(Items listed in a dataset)
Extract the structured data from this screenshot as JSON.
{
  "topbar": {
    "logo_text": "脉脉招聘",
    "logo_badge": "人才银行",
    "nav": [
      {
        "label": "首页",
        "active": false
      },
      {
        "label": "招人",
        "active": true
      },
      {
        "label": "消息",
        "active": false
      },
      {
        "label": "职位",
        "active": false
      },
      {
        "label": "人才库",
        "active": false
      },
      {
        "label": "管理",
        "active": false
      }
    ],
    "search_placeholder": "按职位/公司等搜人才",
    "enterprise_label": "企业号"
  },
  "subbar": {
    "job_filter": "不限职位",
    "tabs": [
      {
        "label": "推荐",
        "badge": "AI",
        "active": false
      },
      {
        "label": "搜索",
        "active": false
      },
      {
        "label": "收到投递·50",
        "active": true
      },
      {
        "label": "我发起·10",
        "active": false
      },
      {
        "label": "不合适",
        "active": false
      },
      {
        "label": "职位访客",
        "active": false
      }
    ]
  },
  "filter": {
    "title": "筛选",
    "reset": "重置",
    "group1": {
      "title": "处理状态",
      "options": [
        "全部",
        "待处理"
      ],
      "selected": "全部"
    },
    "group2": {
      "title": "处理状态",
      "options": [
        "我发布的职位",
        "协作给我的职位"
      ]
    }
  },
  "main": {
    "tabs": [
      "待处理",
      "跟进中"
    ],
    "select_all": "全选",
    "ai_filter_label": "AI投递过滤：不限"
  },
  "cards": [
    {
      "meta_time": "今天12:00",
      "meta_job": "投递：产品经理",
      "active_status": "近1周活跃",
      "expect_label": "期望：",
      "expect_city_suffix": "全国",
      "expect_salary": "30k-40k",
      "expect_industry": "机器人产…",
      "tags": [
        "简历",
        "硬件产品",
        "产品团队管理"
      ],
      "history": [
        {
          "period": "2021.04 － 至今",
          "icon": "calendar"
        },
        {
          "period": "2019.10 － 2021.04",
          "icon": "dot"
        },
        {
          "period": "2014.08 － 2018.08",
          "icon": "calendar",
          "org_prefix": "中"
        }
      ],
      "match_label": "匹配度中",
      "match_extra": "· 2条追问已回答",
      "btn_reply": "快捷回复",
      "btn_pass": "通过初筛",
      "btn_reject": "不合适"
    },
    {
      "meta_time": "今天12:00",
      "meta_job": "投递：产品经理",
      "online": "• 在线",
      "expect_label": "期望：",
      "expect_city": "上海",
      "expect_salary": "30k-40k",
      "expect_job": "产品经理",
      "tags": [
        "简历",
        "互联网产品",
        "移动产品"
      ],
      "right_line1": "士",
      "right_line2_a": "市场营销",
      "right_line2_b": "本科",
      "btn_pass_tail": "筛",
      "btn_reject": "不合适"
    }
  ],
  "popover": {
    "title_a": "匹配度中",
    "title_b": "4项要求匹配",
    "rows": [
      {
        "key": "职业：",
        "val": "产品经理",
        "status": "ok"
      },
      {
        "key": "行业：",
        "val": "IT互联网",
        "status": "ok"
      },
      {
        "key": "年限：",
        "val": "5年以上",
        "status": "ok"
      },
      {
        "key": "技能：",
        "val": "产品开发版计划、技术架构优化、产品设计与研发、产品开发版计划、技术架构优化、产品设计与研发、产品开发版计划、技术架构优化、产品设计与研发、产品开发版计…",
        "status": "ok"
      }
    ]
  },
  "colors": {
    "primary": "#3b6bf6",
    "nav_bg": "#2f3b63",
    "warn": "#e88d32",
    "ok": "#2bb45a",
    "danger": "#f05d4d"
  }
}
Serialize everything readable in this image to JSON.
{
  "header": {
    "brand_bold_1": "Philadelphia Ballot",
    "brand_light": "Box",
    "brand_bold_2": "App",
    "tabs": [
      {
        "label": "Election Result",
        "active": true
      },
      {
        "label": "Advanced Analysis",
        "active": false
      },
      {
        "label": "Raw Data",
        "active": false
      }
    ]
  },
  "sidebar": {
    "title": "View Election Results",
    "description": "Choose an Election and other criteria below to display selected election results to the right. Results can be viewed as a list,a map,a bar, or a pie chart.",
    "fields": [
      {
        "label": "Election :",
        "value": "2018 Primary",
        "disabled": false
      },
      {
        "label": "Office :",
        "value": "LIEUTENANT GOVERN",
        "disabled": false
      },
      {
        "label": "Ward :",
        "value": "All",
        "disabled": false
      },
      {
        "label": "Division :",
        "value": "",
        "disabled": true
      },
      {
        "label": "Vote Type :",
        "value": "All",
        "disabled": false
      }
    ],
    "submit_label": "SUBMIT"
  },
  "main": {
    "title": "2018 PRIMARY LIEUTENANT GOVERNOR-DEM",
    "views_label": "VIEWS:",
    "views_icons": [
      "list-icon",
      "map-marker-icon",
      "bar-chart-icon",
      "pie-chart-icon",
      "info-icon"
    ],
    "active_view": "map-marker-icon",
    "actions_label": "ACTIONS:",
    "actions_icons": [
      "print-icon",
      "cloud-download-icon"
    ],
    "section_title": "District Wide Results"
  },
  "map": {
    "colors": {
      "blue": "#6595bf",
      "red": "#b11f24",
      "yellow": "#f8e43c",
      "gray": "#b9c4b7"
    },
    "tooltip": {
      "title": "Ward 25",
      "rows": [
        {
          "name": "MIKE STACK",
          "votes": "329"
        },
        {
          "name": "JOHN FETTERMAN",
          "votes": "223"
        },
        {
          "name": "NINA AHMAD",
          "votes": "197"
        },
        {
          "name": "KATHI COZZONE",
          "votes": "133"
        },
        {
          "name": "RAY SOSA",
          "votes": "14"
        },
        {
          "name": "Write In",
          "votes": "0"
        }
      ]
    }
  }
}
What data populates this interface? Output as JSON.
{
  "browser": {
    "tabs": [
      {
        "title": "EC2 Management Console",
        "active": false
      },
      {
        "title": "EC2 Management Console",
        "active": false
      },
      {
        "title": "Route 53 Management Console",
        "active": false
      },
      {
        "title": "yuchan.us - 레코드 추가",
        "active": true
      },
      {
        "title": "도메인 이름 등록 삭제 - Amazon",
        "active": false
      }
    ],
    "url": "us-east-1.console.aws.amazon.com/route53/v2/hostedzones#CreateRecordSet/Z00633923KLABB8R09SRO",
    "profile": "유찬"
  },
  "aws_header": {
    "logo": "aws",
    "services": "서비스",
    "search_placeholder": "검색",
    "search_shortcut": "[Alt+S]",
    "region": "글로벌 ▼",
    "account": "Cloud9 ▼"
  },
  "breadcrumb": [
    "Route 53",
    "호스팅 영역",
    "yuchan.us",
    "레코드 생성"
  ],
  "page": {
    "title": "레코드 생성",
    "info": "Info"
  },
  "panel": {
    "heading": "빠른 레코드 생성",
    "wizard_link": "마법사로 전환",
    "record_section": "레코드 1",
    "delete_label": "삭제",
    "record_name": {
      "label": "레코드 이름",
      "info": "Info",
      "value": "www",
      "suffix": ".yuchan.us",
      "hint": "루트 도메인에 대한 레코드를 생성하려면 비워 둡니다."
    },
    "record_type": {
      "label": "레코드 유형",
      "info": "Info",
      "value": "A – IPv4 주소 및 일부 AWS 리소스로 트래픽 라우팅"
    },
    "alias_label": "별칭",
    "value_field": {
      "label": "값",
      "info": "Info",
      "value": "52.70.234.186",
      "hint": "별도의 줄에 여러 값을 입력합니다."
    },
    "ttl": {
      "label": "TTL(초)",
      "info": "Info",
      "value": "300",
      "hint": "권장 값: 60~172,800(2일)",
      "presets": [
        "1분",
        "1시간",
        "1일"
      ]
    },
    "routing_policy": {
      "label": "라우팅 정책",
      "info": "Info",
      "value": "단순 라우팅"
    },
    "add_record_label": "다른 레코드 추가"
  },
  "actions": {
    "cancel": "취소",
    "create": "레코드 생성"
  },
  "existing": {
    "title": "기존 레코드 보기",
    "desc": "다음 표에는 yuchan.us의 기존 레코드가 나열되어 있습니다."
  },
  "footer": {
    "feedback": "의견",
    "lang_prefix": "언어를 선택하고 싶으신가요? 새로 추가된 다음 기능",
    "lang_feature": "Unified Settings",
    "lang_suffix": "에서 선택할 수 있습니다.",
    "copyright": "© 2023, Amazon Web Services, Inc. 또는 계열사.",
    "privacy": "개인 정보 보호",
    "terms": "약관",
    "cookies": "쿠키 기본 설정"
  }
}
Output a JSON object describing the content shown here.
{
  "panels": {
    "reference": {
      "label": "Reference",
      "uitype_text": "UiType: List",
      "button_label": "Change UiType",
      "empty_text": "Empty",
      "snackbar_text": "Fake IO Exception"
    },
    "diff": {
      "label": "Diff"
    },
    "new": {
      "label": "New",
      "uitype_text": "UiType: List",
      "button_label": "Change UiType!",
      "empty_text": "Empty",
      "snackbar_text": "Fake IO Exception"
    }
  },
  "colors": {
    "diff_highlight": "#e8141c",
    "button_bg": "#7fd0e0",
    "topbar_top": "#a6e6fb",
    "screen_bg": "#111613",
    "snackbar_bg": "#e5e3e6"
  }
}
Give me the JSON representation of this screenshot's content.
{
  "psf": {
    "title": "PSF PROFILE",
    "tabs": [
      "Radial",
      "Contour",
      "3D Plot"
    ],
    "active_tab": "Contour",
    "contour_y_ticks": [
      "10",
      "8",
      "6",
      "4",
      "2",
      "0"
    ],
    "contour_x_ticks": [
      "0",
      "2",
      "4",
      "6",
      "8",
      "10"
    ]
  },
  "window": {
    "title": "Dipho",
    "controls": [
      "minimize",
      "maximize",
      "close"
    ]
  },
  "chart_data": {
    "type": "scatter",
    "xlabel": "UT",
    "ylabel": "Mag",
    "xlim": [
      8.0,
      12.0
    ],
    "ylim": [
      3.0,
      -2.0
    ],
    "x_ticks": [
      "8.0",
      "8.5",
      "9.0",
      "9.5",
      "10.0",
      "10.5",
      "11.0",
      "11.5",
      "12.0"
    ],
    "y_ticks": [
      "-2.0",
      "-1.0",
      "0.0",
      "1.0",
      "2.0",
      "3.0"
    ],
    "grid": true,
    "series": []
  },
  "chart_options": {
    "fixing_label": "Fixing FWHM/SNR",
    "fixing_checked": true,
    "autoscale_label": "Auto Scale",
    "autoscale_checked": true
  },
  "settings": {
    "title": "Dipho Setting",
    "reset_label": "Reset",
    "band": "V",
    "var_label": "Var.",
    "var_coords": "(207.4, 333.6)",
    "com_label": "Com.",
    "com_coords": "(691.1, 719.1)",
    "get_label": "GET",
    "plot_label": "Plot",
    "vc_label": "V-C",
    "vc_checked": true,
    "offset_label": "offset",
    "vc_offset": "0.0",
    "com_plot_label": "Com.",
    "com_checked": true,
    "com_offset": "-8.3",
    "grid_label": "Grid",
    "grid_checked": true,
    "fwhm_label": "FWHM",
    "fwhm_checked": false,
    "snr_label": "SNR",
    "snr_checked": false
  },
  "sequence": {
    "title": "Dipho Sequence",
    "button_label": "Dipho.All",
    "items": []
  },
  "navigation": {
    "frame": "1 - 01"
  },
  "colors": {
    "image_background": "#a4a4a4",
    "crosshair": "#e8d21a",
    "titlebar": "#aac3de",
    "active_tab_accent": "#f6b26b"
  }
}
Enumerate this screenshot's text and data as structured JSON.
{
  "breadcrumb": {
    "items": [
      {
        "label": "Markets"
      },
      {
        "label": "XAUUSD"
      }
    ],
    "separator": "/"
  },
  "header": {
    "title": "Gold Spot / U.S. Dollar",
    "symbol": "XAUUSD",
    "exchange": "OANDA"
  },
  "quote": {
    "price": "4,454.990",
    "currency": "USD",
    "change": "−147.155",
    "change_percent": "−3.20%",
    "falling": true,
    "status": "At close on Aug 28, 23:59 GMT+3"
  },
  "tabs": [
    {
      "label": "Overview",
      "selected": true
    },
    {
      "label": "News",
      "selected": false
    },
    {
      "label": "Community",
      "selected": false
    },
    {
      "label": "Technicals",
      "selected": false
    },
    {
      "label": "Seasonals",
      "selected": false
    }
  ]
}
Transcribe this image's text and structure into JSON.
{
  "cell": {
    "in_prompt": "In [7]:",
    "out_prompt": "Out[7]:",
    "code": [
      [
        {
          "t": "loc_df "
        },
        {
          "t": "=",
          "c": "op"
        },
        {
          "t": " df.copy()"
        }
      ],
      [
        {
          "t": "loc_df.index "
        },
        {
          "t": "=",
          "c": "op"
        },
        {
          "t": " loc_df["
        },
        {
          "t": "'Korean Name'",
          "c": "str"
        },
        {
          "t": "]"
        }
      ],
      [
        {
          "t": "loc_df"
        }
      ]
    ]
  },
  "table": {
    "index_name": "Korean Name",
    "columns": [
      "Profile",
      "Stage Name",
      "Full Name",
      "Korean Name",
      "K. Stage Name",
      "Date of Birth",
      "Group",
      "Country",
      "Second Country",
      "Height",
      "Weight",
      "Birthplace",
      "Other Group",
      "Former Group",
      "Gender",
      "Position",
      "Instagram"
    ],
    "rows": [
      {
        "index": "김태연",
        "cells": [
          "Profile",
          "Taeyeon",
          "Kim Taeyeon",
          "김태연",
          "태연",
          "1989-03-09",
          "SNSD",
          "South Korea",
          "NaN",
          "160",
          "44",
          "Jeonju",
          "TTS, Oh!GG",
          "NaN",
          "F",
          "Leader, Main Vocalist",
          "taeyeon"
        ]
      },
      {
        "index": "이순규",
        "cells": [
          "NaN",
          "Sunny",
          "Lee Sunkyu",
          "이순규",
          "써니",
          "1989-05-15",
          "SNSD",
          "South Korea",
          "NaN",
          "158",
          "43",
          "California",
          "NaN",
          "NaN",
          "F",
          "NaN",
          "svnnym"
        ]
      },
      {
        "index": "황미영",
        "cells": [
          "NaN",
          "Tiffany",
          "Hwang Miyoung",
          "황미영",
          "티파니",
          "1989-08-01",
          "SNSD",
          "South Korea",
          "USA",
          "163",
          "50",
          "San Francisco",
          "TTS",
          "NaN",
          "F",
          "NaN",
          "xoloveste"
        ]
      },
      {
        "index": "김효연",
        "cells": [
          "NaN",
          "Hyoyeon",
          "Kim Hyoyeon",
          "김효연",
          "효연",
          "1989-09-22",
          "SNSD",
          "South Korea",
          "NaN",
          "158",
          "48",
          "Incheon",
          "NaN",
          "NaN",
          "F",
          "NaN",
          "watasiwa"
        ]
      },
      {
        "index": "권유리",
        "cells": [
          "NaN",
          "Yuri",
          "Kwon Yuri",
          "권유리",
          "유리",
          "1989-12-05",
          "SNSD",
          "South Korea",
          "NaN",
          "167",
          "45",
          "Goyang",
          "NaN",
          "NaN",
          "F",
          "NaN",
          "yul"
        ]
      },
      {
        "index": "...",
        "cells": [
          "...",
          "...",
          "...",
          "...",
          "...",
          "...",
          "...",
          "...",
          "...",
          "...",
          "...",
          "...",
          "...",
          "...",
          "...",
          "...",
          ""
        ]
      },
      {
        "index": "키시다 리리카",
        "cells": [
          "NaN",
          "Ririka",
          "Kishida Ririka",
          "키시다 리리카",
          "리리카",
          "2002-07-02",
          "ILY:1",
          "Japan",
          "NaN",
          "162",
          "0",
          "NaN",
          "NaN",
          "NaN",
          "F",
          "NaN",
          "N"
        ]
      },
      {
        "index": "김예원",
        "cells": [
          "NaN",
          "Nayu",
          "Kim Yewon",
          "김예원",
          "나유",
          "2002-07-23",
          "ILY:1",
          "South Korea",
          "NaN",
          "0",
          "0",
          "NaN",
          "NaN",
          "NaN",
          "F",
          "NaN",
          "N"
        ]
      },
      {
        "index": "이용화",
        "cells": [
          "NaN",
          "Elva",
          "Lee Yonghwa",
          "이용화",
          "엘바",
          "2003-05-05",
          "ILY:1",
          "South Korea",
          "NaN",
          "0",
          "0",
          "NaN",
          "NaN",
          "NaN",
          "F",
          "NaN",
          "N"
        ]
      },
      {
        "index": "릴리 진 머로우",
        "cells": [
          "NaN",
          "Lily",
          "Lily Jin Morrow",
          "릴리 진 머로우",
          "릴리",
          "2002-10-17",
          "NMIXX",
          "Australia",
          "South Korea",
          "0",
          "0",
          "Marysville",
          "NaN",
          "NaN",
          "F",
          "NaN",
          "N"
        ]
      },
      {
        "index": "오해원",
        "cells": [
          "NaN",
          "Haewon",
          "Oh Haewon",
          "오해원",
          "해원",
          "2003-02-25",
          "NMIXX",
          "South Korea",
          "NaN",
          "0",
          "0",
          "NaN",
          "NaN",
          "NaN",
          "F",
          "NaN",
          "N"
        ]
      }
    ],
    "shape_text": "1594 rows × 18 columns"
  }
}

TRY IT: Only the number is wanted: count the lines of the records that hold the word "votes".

RESPONSE TO THE EXERCISE: 6